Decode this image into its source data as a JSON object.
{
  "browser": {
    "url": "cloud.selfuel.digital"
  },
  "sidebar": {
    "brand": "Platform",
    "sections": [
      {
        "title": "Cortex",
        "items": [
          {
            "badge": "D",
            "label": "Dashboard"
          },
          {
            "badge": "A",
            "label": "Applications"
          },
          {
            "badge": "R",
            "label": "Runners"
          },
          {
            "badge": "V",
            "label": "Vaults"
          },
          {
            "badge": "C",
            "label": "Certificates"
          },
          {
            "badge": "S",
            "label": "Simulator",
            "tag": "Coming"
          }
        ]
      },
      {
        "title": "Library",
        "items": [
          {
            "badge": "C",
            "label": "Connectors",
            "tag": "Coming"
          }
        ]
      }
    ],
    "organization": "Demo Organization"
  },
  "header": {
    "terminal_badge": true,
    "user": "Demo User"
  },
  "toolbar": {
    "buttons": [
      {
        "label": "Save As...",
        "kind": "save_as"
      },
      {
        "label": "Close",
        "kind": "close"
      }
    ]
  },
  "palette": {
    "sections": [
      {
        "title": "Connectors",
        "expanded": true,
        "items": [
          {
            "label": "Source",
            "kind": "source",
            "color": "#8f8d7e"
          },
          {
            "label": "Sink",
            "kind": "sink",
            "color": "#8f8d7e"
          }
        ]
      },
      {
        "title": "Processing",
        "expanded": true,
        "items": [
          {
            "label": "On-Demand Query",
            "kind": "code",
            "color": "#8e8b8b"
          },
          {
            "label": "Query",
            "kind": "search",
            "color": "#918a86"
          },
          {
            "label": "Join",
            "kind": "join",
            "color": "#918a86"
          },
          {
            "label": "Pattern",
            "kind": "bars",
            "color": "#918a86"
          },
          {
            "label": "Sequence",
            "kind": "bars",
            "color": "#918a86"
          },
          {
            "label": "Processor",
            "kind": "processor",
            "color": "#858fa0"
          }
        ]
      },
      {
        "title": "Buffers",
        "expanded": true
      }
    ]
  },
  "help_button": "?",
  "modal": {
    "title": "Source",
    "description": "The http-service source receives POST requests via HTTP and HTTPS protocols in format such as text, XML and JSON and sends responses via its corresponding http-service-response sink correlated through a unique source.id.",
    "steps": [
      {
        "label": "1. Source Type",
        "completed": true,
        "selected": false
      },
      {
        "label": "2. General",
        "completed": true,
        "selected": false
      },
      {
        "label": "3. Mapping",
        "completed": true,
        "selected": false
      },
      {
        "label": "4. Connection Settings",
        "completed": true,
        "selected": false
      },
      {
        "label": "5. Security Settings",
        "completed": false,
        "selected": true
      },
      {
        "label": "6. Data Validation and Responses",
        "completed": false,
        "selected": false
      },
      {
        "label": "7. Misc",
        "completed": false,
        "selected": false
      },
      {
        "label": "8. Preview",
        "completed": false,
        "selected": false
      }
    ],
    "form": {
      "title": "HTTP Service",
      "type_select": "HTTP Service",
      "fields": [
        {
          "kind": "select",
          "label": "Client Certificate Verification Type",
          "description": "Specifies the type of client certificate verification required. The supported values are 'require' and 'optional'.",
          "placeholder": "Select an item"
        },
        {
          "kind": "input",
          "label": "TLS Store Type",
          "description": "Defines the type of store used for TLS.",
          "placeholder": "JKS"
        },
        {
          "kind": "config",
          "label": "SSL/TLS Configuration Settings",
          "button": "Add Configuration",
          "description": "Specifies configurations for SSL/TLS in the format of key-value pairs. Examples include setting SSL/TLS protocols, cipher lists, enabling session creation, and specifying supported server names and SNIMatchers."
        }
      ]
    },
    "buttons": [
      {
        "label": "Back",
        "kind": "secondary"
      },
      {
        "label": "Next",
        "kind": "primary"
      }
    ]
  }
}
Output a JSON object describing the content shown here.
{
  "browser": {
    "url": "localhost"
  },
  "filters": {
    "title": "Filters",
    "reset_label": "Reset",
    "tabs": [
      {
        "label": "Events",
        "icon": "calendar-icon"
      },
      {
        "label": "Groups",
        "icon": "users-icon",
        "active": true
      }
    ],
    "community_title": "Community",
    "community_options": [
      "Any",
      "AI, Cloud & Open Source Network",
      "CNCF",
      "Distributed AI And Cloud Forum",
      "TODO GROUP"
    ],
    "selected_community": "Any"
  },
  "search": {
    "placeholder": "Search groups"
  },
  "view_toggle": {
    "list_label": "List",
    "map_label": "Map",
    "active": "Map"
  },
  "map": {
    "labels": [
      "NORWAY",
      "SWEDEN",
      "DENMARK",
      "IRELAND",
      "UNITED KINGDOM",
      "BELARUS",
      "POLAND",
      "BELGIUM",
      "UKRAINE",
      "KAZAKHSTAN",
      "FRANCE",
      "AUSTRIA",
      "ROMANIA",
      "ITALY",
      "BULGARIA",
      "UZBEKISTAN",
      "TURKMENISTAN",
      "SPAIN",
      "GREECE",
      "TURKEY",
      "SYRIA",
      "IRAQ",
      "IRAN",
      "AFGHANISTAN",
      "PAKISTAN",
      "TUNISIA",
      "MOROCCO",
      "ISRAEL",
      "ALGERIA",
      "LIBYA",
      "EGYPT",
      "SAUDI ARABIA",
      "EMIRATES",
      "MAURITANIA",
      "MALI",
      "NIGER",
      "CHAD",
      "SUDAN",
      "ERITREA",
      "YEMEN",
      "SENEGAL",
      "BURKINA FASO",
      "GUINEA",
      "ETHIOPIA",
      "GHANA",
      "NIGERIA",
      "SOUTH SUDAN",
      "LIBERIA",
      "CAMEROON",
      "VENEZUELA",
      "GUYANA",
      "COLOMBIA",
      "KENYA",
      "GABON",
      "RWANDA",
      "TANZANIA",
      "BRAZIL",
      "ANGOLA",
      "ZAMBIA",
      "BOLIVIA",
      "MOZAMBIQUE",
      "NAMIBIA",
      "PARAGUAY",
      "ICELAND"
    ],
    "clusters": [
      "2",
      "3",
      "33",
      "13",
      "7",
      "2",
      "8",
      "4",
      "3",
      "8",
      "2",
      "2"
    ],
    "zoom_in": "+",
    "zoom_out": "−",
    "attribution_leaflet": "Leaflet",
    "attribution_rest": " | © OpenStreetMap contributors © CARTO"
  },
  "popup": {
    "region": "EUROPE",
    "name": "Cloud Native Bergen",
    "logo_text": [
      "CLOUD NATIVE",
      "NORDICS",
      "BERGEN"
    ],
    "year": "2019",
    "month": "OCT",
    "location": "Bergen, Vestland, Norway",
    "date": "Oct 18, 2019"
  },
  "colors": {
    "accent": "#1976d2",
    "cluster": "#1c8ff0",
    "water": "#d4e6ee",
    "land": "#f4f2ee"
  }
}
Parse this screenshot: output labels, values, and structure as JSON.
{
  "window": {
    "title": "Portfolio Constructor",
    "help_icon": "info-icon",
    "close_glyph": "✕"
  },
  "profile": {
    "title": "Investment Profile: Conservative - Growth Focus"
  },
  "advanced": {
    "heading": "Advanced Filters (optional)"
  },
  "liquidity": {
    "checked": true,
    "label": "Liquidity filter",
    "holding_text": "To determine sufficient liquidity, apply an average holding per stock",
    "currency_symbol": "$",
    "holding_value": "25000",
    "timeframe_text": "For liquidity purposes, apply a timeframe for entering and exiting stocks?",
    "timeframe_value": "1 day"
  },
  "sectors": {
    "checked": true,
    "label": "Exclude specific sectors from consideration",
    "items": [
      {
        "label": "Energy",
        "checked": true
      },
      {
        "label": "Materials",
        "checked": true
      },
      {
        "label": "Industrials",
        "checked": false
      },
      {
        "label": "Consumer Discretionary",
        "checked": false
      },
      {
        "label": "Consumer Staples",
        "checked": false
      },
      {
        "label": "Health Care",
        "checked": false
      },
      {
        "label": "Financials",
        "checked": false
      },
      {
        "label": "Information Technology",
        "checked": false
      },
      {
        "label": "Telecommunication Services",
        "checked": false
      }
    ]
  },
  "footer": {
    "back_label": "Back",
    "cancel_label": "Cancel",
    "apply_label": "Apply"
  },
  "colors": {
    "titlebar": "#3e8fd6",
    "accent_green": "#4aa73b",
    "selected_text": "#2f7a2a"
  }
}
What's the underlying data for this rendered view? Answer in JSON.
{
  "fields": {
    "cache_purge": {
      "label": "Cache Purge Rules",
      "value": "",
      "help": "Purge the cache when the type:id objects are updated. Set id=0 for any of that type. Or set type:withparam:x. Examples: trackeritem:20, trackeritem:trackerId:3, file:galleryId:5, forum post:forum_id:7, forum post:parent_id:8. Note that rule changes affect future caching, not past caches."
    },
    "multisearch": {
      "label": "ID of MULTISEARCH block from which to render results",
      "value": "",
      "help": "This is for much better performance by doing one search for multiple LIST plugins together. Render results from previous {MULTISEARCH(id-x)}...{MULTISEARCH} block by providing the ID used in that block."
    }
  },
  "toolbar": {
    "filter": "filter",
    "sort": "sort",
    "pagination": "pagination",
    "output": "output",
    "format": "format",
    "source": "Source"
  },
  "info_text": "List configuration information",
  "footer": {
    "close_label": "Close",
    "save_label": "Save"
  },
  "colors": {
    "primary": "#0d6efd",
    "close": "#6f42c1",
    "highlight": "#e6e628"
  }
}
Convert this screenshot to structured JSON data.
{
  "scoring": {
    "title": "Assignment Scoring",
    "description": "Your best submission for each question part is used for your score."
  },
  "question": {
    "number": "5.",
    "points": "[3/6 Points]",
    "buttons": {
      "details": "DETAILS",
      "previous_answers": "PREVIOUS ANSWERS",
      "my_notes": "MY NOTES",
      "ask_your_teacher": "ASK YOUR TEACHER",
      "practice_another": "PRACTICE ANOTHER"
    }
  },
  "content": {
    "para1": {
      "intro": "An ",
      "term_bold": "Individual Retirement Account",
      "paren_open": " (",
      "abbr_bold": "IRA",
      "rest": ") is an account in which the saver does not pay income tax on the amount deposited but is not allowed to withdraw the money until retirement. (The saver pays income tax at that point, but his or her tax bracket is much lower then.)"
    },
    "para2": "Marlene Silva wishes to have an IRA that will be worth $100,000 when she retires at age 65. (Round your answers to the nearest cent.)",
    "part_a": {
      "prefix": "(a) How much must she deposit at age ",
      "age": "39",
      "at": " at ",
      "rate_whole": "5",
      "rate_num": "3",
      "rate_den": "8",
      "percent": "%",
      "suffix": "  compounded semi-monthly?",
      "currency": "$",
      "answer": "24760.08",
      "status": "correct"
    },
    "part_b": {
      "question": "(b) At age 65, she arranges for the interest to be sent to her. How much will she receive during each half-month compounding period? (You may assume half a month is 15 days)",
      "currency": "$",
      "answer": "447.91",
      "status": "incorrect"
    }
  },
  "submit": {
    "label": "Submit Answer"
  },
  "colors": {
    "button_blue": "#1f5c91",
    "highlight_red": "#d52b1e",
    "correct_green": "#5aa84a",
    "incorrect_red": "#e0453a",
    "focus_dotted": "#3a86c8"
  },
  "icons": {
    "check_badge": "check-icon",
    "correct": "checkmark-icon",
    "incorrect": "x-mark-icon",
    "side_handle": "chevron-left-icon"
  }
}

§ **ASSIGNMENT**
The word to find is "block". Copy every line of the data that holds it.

§ **RESPONSE TO THE EXERCISE**
      "label": "ID of MULTISEARCH block from which to render results",
      "help": "This is for much better performance by doing one search for multiple LIST plugins together. Render results from previous {MULTISEARCH(id-x)}...{MULTISEARCH} block by providing the ID used in that block."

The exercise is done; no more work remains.